- miscellaneous information, including: sample cases, contacts for more information, and definitions; and
- an appendix containing a copy of the Sickness Impact Profile.
The discussion in Chapter 1 centers on defining "impairment" and explaining how an impairment rating is used in Texas' workers' compensation system. As defined by the Act, impairment means "any anatomic or functional abnormality or loss existing after maximum medical improvement (MMI) that results from a compensable injury and is reasonably presumed to be permanent." An impairment rating is the percentage of permanent impairment to the body resulting from a compensable injury. The rating is used to compute income benefits under the Act.
Once the employee has reached MMI, the doctor uses the TIS to measure, computer, and report an injured employee's impairment.
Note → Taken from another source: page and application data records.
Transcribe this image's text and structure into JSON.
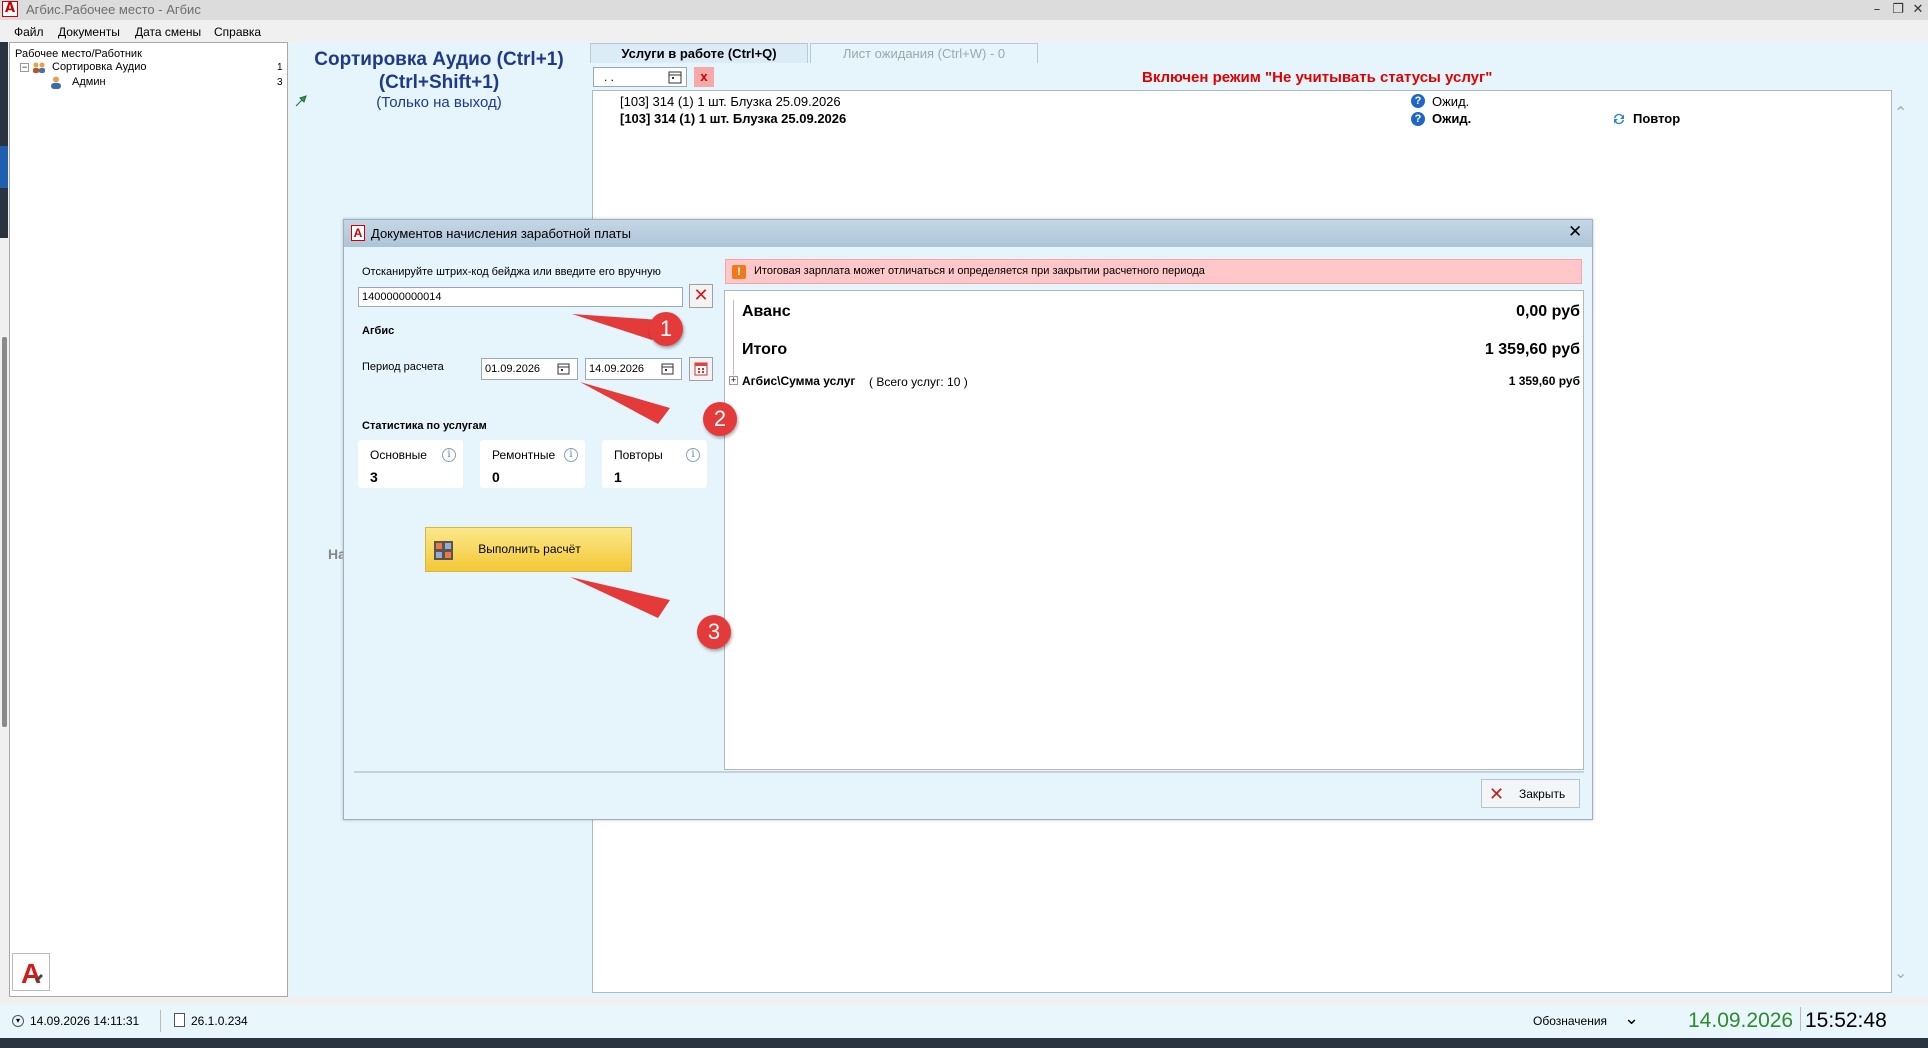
{
  "window": {
    "title": "Агбис.Рабочее место - Агбис"
  },
  "menu": [
    "Файл",
    "Документы",
    "Дата смены",
    "Справка"
  ],
  "tree": {
    "root": "Рабочее место/Работник",
    "group": {
      "label": "Сортировка Аудио",
      "count": "1"
    },
    "child": {
      "label": "Админ",
      "count": "3"
    }
  },
  "center": {
    "title_line1": "Сортировка Аудио (Ctrl+1)",
    "title_line2": "(Ctrl+Shift+1)",
    "subtitle": "(Только на выход)",
    "partial_text": "На"
  },
  "tabs": [
    {
      "label": "Услуги в работе (Ctrl+Q)",
      "active": true
    },
    {
      "label": "Лист ожидания (Ctrl+W) - 0",
      "active": false
    }
  ],
  "filter": {
    "date_value": ". .",
    "clear_label": "x"
  },
  "mode_banner": "Включен режим \"Не учитывать статусы услуг\"",
  "list_rows": [
    {
      "text": "[103] 314 (1) 1 шт. Блузка  25.09.2026",
      "status": "Ожид.",
      "extra": ""
    },
    {
      "text": "[103] 314 (1) 1 шт. Блузка  25.09.2026",
      "status": "Ожид.",
      "extra": "Повтор"
    }
  ],
  "modal": {
    "title": "Документов начисления заработной платы",
    "scan_label": "Отсканируйте штрих-код бейджа или введите его вручную",
    "barcode_value": "1400000000014",
    "employee": "Агбис",
    "period_label": "Период расчета",
    "date_from": "01.09.2026",
    "date_to": "14.09.2026",
    "stats_title": "Статистика по услугам",
    "stats": [
      {
        "label": "Основные",
        "value": "3"
      },
      {
        "label": "Ремонтные",
        "value": "0"
      },
      {
        "label": "Повторы",
        "value": "1"
      }
    ],
    "run_button": "Выполнить расчёт",
    "warning": "Итоговая зарплата может отличаться и определяется при закрытии расчетного периода",
    "results": {
      "advance_label": "Аванс",
      "advance_value": "0,00 руб",
      "total_label": "Итого",
      "total_value": "1 359,60 руб",
      "services_label": "Агбис\\Сумма услуг",
      "services_note": "( Всего услуг: 10 )",
      "services_value": "1 359,60 руб"
    },
    "close_button": "Закрыть"
  },
  "callouts": [
    "1",
    "2",
    "3"
  ],
  "statusbar": {
    "shift_time": "14.09.2026 14:11:31",
    "version": "26.1.0.234",
    "legend_label": "Обозначения",
    "date": "14.09.2026",
    "time": "15:52:48"
  },
  "colors": {
    "banner_red": "#e00000",
    "title_blue": "#1f3a8a",
    "date_green": "#2e8b2e",
    "callout_red": "#e53a3a"
  }
}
In order to personalize the impairment rating, it is modified based on the injured employee's age and education.
Chapter 2 provides an overview of the structure of the book including such topics as how to use the TIS; processes needed to arrive at an impairment rating; how to deal with abandonment of or refusal of health care; and a discussion of degenerative occupational disease.
Chapter 3 explains how a doctor rates an injured employee who has had a previous or subsequent injury resulting in a loss of function (impairment).
Chapters 4 through 20 are all self-contained chapters which provide detailed step-by-step instructions for evaluating individual body parts or systems. Each chapter tells the doctor:
- how to evaluate the injured employee;
- what tests to perform; and
- how to compute the impairment rating and report it.
The chapters also include impairment rating tables and work sheets for the doctor to fill out and return to the TWCC.
Chapter 21 describes how to assign an impairment rating for chronic pain. It includes:
- classifications of pain;
- definitions of chronic pain;
- criteria necessary to assign an impairment rating for chronic pain;
- a preliminary taxonomy of chronic pain; and
- instructions on how to assign impairment ratings for chronic pain.
Chapter 22 explains how an impairment ratings is personalized based on the age and education of the injured employee. Older, less educated employees receive higher modifiers than younger, more educated employees.
In Chapter 23, six examples of injures are evaluated using the TIS. Each sample case shows how a doctor would compute a basic impairment rating, modify it based on the employee's age and education, and arrive at a total modified impairment rating.
Chapter 24 presents possible sources to contact for information about the TIS, if it is adopted.
Chapter 25 defines terms specific to the TIS.
The Appendix provides a copy of the Sickness Impact Profile, with specific instructions for administering and scoring the test.
The Texas Impairment Schedule is a MODEL which can be updated and enhanced. The LOC staff anticipates that changes will be made continually because the Texas Workers' Compensation Commission is mandated to review and revise the schedule based on current medical research at least once every two years. We believe that future changes must continue to reflect actuarial neutrality.
The TIS model is sound; it is technically correct, and the impairment ratings assigned will benefit the more severely injured employees.
For more information contact:
Last updated: 11/25/2013